Secondly, CNIL found Google did not have a legal basis for ad personalisation as it failed to validly obtain user’s consent. Users could not provide informed consent as the information provided failed to disclose the full extent of the personal data Google collected and processed. Users were told that Google can show them ads based on their activity in Google services such as YouTube and on Google’s “websites and partner applications”. However, it was not possible for a user to read what those websites and partner applications were in order to properly understand the number of services and the nature and volume of data that is collected. Consent was deemed ambiguous, as boxes related to ad personalisation were pre-ticked when creating an account. CNIL found that a user could complete creating an account by clicking “I accept” without being taken to the options page to uncheck the default settings and could therefore not have made a positive statement that they agreed to the types of processing. CNIL deemed this type of consent was not valid and ineffective and instead confirmed that consent requires a “clear, affirmative action from the user”.
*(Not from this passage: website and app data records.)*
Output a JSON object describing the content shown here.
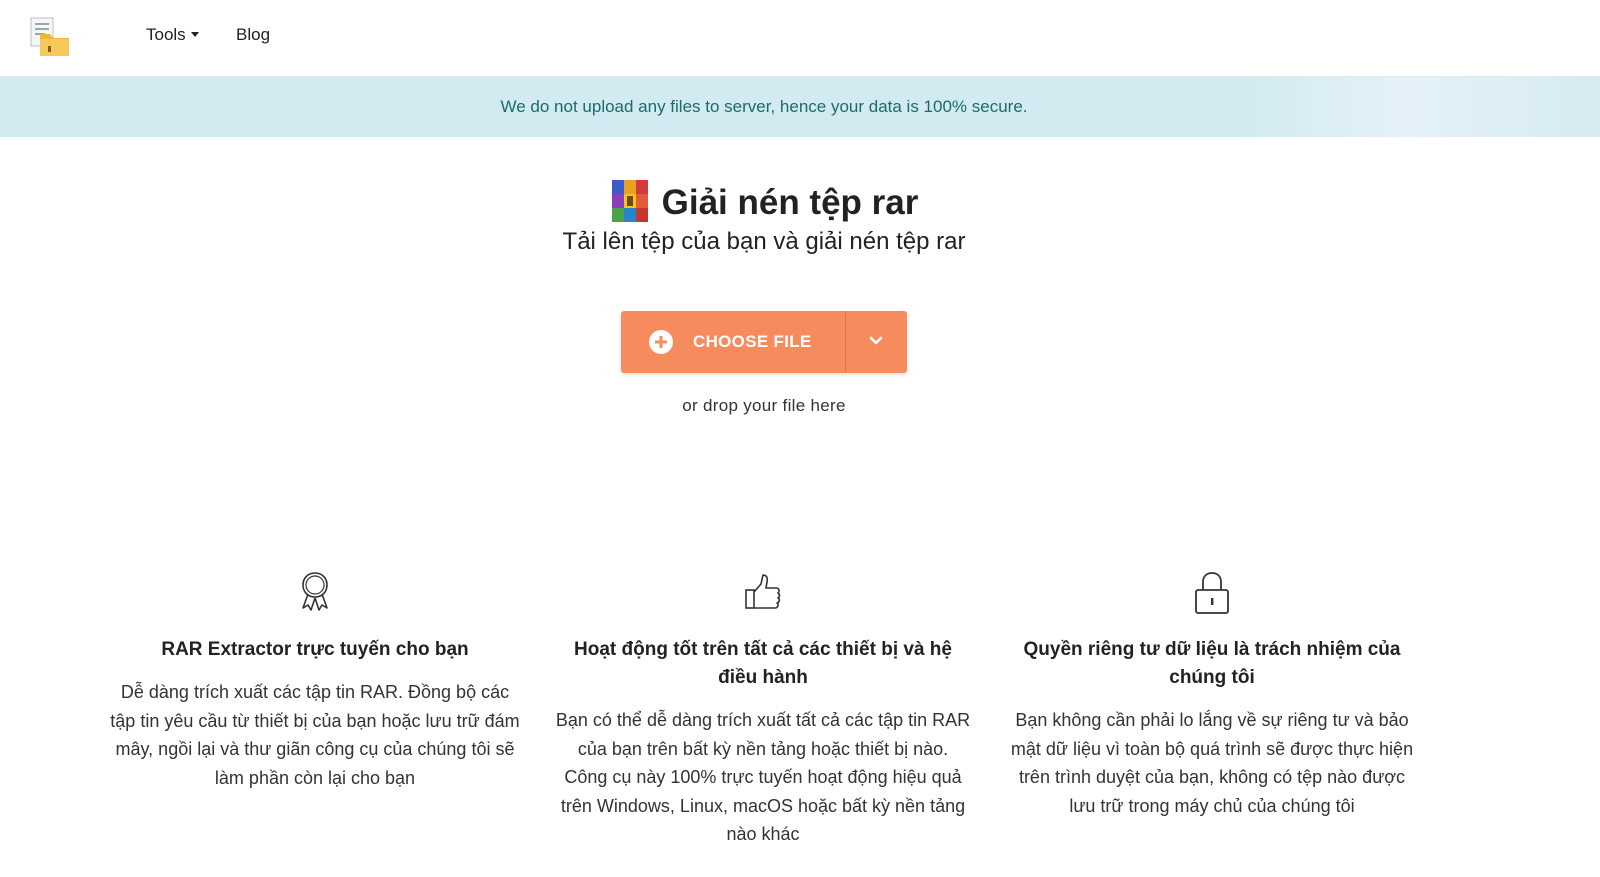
{
  "nav": {
    "logo_icon": "archive-folder-logo-icon",
    "tools_label": "Tools",
    "blog_label": "Blog"
  },
  "banner": {
    "text": "We do not upload any files to server, hence your data is 100% secure."
  },
  "hero": {
    "title": "Giải nén tệp rar",
    "subtitle": "Tải lên tệp của bạn và giải nén tệp rar",
    "title_icon": "rar-archive-icon"
  },
  "upload": {
    "button_label": "CHOOSE FILE",
    "drop_hint": "or drop your file here",
    "button_color": "#f68b5d"
  },
  "features": [
    {
      "icon": "award-ribbon-icon",
      "title": "RAR Extractor trực tuyến cho bạn",
      "text": "Dễ dàng trích xuất các tập tin RAR. Đồng bộ các tập tin yêu cầu từ thiết bị của bạn hoặc lưu trữ đám mây, ngồi lại và thư giãn công cụ của chúng tôi sẽ làm phần còn lại cho bạn"
    },
    {
      "icon": "thumbs-up-icon",
      "title": "Hoạt động tốt trên tất cả các thiết bị và hệ điều hành",
      "text": "Bạn có thể dễ dàng trích xuất tất cả các tập tin RAR của bạn trên bất kỳ nền tảng hoặc thiết bị nào. Công cụ này 100% trực tuyến hoạt động hiệu quả trên Windows, Linux, macOS hoặc bất kỳ nền tảng nào khác"
    },
    {
      "icon": "padlock-icon",
      "title": "Quyền riêng tư dữ liệu là trách nhiệm của chúng tôi",
      "text": "Bạn không cần phải lo lắng về sự riêng tư và bảo mật dữ liệu vì toàn bộ quá trình sẽ được thực hiện trên trình duyệt của bạn, không có tệp nào được lưu trữ trong máy chủ của chúng tôi"
    }
  ]
}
What are the implications for Australian businesses?
CNIL’s reasons for penalising Google are an important reminder for Australian businesses caught by the GDPR to ensure that:
- information concerning how and why a user’s personal data is collected and used by the business is easily accessible and transparent on their online platforms; and
- they ensure specific, informed and affirmative consent is obtained from users for each of the purposes for collecting and processing personal data.
Ultimately, the penalty suggests the interpretation and limits of the GDPR are still being tested. Watch this space!
If you need advice about the GDPR’s application to your business and compliance, please don’t hesitate to contact us.